▶ [DATA]:
^^^^

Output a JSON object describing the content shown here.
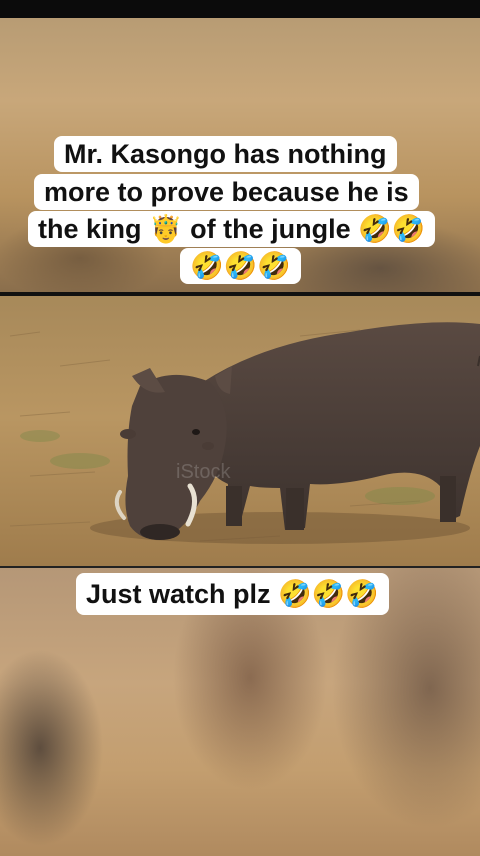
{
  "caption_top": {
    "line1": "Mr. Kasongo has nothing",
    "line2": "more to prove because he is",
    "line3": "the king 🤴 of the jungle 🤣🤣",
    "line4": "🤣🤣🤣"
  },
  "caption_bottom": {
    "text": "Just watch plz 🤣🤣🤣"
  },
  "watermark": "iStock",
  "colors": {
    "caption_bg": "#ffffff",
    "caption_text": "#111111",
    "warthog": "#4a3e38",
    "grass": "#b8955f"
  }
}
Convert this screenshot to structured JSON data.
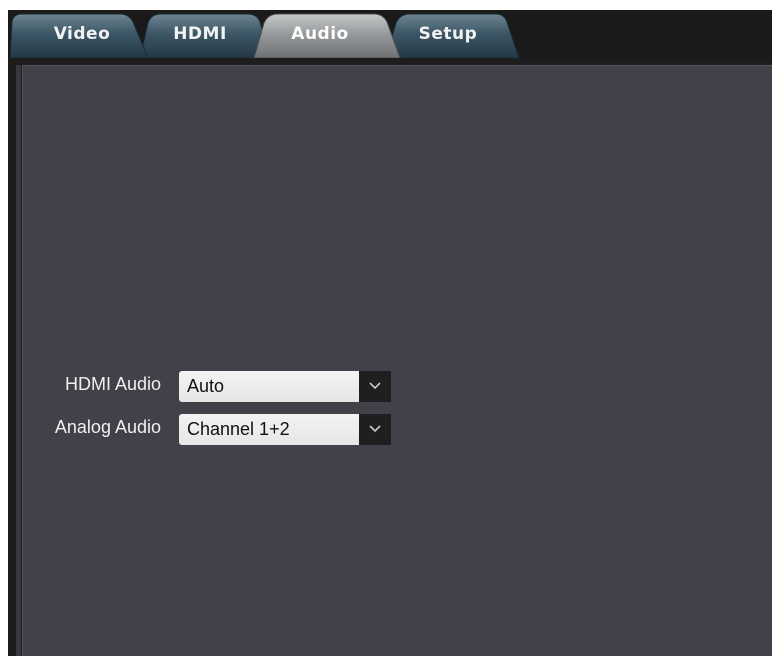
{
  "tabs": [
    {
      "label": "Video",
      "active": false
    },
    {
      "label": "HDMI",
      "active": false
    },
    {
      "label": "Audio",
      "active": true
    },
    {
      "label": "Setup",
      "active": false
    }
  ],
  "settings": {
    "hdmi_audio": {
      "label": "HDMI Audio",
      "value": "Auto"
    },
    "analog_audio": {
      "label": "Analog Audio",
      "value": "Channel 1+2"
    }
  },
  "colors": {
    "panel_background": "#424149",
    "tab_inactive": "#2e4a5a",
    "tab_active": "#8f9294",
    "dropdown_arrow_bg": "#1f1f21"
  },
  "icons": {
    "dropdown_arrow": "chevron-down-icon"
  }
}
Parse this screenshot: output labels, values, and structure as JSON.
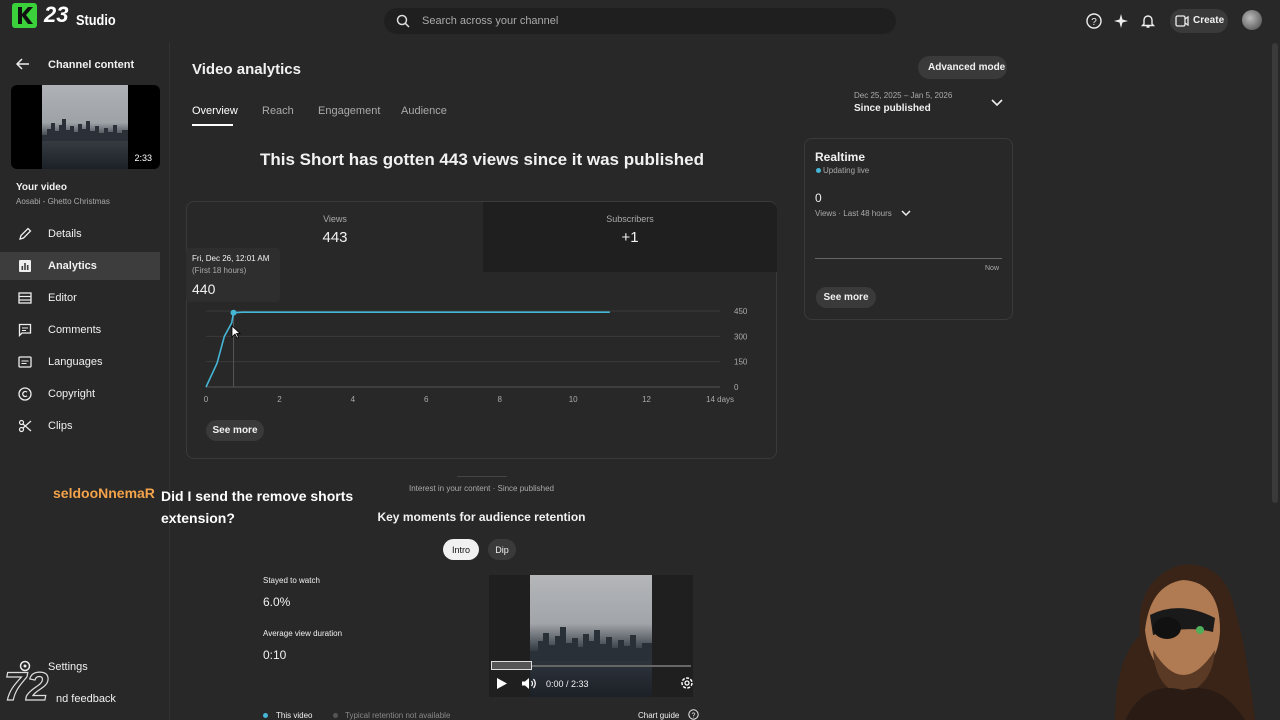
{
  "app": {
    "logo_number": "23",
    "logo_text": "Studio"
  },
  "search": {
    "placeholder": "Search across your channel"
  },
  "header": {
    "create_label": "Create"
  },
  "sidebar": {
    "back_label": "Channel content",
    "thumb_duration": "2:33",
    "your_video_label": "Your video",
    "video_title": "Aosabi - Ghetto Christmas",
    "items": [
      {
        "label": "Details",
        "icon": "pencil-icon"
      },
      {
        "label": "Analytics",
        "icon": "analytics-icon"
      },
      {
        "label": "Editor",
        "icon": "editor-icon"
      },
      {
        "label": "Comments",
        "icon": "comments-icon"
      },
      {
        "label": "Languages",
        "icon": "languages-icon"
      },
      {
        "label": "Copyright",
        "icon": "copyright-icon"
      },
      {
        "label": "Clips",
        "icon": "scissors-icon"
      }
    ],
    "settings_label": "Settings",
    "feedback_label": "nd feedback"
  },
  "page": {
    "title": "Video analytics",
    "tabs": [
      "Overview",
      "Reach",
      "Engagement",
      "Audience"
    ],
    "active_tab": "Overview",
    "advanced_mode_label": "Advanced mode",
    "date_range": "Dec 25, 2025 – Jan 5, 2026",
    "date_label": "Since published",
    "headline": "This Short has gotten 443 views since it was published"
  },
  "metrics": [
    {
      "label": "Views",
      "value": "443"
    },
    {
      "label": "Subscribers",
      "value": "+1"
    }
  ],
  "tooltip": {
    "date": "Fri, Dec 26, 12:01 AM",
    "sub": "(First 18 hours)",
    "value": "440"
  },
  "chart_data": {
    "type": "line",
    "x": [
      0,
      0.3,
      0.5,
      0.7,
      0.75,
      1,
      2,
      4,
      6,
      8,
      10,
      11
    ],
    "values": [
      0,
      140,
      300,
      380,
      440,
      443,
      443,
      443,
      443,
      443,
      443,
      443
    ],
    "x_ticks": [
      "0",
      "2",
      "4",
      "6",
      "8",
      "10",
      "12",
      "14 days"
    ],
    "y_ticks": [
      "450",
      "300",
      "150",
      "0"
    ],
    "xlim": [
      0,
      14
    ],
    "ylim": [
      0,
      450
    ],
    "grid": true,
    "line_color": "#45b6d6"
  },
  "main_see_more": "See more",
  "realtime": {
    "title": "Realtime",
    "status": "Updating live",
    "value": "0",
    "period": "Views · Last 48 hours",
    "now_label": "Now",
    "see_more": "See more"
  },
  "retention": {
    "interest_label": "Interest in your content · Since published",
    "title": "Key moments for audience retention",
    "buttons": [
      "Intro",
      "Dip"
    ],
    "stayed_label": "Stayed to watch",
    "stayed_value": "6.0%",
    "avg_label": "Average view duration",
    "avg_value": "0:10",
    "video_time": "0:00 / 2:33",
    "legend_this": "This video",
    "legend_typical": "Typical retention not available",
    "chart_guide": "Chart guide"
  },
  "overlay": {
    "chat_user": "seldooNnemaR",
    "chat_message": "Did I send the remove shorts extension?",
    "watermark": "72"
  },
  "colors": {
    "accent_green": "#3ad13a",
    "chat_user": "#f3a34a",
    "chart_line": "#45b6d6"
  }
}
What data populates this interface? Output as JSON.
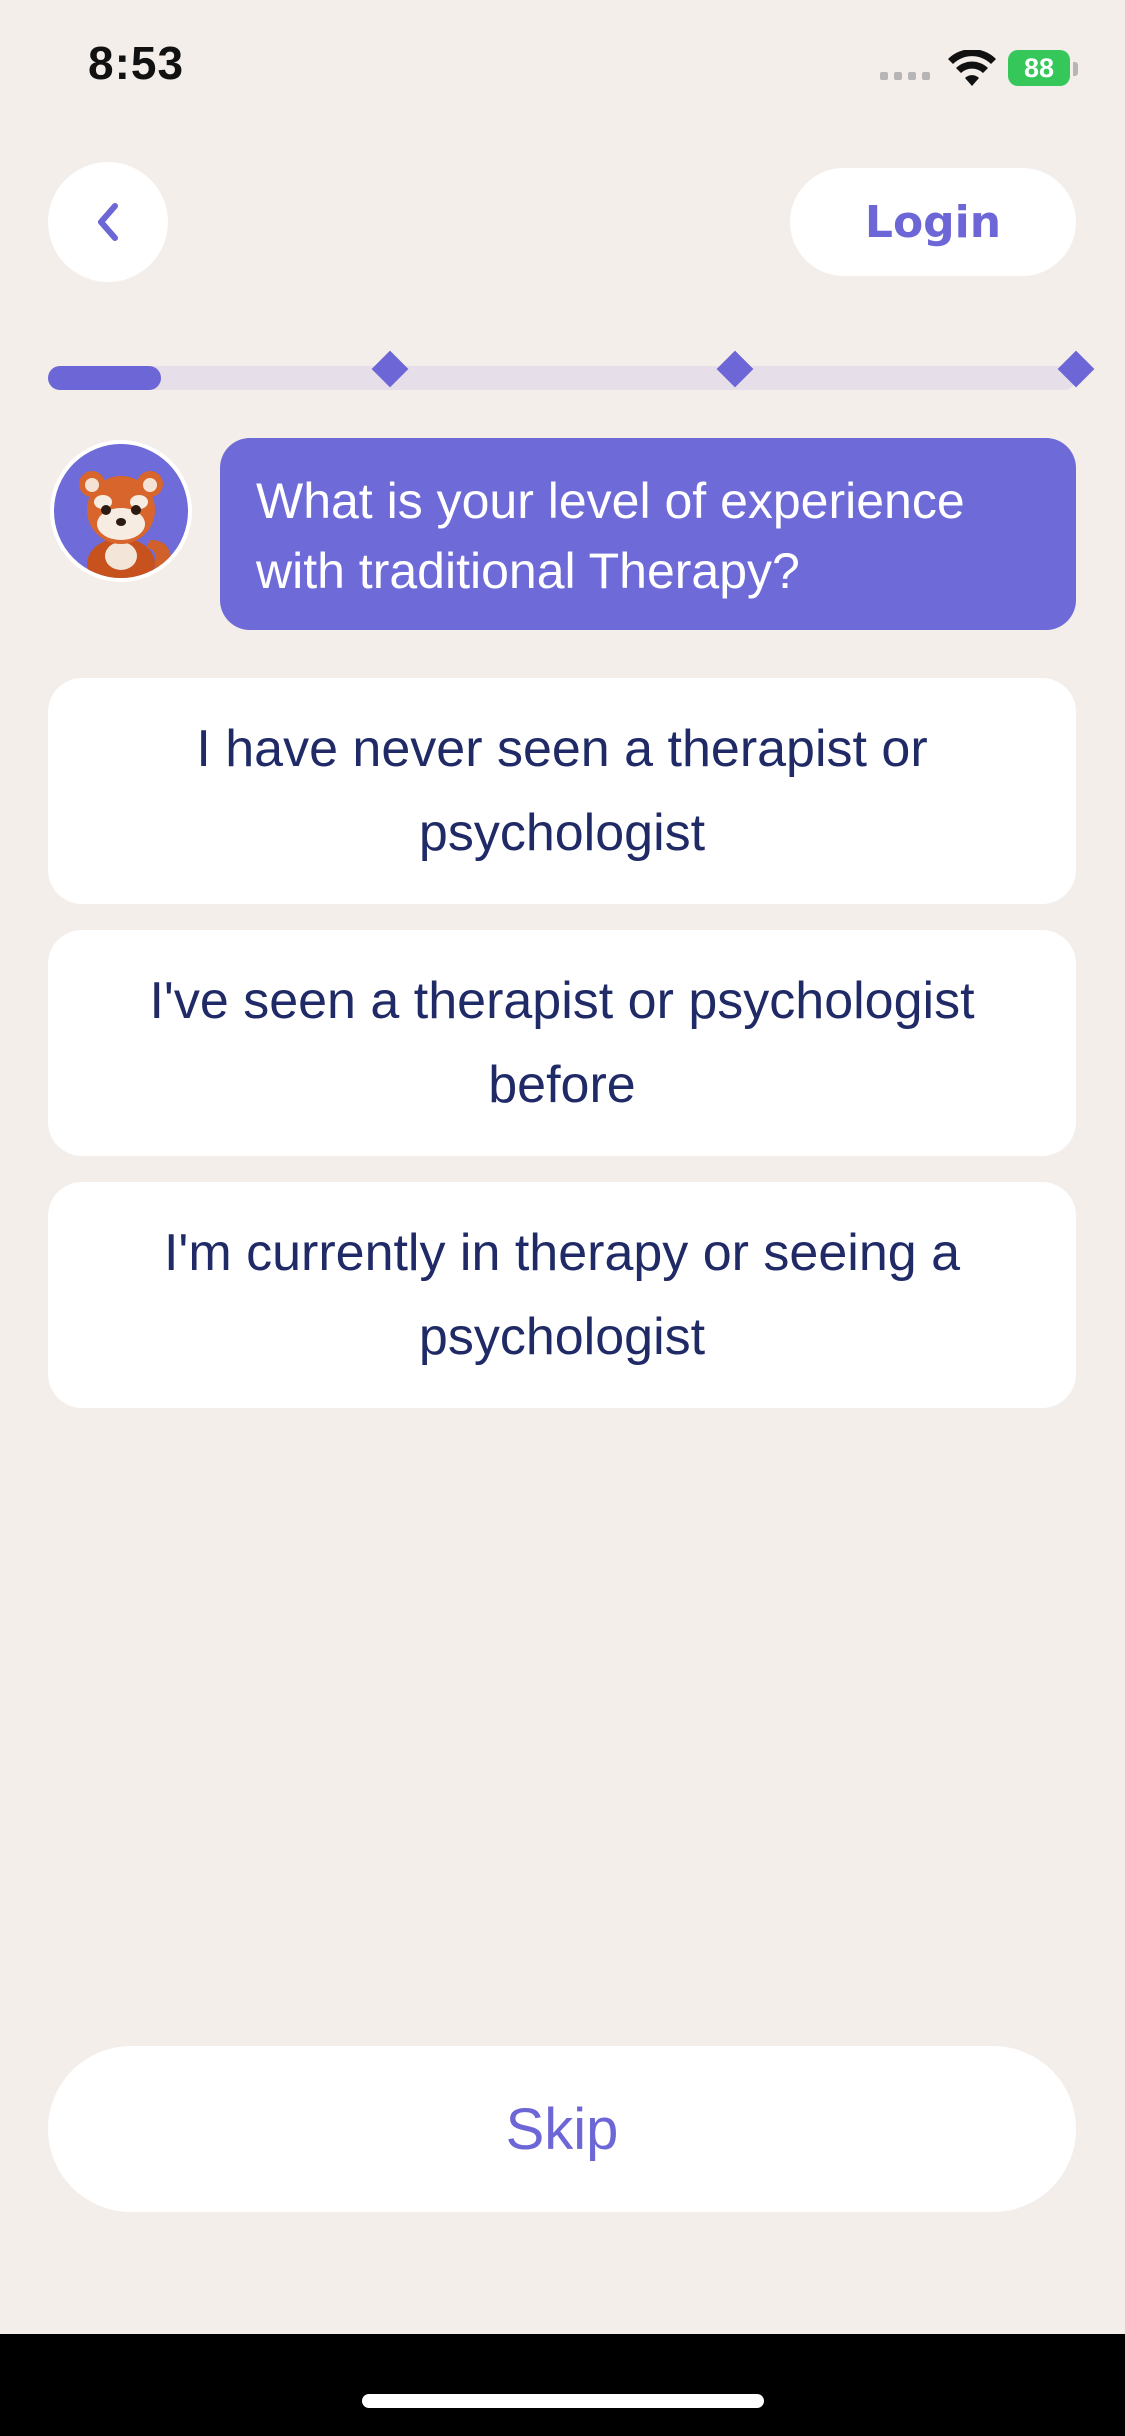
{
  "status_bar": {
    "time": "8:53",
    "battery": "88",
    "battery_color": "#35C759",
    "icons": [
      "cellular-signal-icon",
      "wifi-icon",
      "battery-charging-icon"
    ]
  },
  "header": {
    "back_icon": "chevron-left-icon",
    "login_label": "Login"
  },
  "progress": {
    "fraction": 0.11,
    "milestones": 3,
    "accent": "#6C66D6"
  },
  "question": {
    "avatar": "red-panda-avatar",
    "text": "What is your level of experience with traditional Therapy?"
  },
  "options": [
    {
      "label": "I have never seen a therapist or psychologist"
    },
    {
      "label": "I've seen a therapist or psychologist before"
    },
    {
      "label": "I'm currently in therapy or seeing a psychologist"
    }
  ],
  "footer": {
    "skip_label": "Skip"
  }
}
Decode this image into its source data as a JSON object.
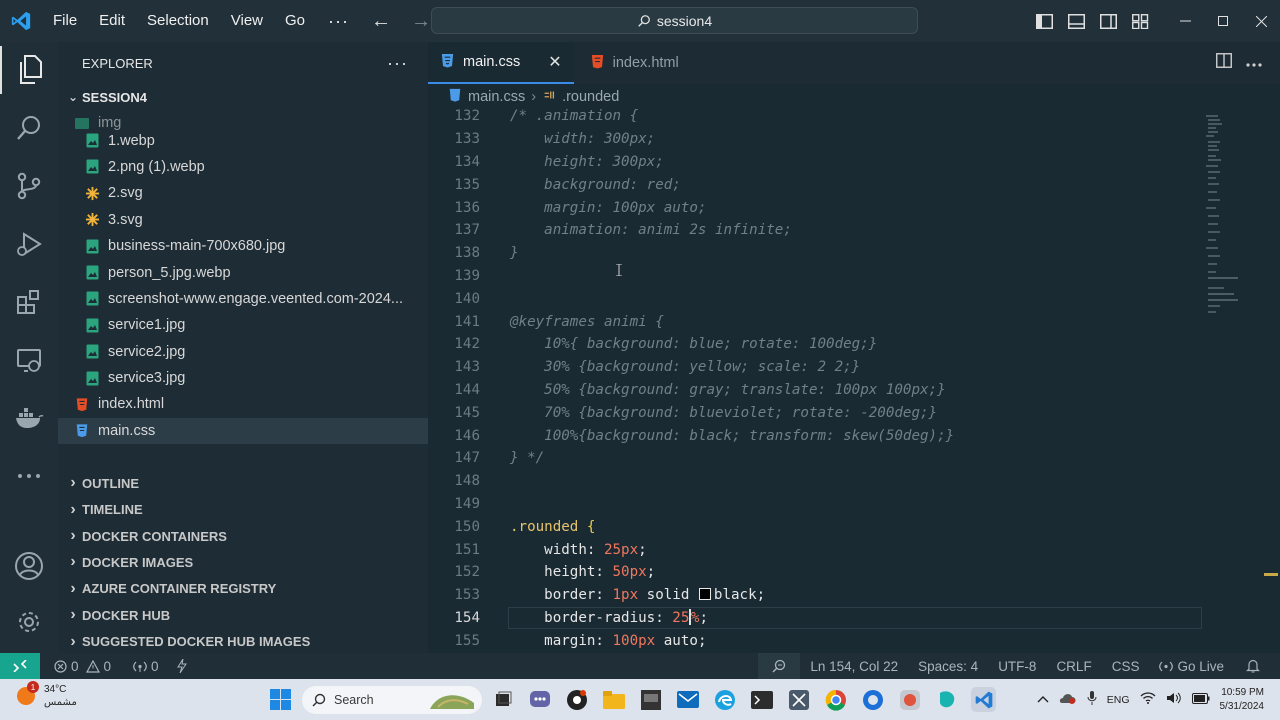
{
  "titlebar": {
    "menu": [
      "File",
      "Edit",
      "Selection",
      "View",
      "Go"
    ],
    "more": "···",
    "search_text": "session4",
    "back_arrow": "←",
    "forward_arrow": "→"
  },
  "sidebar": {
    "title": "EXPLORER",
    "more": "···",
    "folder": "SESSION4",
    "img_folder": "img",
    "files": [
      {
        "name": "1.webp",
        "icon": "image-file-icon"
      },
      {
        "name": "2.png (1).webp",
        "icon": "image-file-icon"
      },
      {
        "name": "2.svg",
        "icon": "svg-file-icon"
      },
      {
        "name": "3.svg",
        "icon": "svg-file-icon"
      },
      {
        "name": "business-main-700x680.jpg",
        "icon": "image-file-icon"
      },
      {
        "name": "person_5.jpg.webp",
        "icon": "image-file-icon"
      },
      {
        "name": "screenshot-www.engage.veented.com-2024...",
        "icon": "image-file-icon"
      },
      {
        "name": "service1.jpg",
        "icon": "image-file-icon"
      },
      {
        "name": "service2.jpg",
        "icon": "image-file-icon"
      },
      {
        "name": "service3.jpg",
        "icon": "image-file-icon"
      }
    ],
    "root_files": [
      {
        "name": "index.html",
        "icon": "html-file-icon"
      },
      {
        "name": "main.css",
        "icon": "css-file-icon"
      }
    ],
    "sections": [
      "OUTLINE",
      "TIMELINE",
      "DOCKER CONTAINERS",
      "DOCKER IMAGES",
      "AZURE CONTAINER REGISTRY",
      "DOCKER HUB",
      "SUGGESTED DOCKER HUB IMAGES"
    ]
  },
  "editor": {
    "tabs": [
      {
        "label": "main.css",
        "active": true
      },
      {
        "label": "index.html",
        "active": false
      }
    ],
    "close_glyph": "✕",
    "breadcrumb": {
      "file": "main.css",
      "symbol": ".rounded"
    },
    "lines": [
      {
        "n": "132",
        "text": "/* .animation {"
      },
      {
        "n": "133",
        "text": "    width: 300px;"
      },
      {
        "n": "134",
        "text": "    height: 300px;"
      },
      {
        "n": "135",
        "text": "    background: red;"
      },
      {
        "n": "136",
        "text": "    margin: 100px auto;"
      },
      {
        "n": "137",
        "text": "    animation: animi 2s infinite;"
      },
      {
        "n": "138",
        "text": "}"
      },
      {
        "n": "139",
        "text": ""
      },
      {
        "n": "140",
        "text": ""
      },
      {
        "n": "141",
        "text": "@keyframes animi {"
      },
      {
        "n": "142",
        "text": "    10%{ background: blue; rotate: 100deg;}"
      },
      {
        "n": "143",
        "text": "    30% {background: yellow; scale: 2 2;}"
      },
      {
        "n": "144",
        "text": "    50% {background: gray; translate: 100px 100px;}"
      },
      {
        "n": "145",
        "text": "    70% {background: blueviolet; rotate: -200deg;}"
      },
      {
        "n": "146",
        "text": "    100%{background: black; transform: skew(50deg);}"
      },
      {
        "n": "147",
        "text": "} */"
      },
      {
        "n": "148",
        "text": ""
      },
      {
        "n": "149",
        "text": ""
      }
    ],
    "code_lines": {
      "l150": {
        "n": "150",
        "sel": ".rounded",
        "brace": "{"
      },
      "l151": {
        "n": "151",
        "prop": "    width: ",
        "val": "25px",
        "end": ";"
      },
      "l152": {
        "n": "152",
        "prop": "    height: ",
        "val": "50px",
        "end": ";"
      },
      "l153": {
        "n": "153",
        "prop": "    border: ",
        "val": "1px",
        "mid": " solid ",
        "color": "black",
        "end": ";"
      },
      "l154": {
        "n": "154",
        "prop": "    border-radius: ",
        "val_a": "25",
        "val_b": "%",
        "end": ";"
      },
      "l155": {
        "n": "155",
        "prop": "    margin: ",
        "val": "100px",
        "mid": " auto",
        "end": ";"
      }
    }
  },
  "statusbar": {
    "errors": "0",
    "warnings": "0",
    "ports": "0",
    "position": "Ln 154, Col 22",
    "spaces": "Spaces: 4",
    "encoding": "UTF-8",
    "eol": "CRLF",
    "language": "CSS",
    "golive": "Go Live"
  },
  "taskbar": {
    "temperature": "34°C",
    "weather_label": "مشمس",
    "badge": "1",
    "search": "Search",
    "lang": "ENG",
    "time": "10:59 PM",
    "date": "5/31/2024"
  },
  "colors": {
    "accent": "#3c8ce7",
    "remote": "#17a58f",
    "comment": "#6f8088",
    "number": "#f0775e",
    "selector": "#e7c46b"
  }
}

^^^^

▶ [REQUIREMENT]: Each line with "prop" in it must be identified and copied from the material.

▶ [REPLY]:
        "prop": "    width: ",
        "prop": "    height: ",
        "prop": "    border: ",
        "prop": "    border-radius: ",
        "prop": "    margin: ",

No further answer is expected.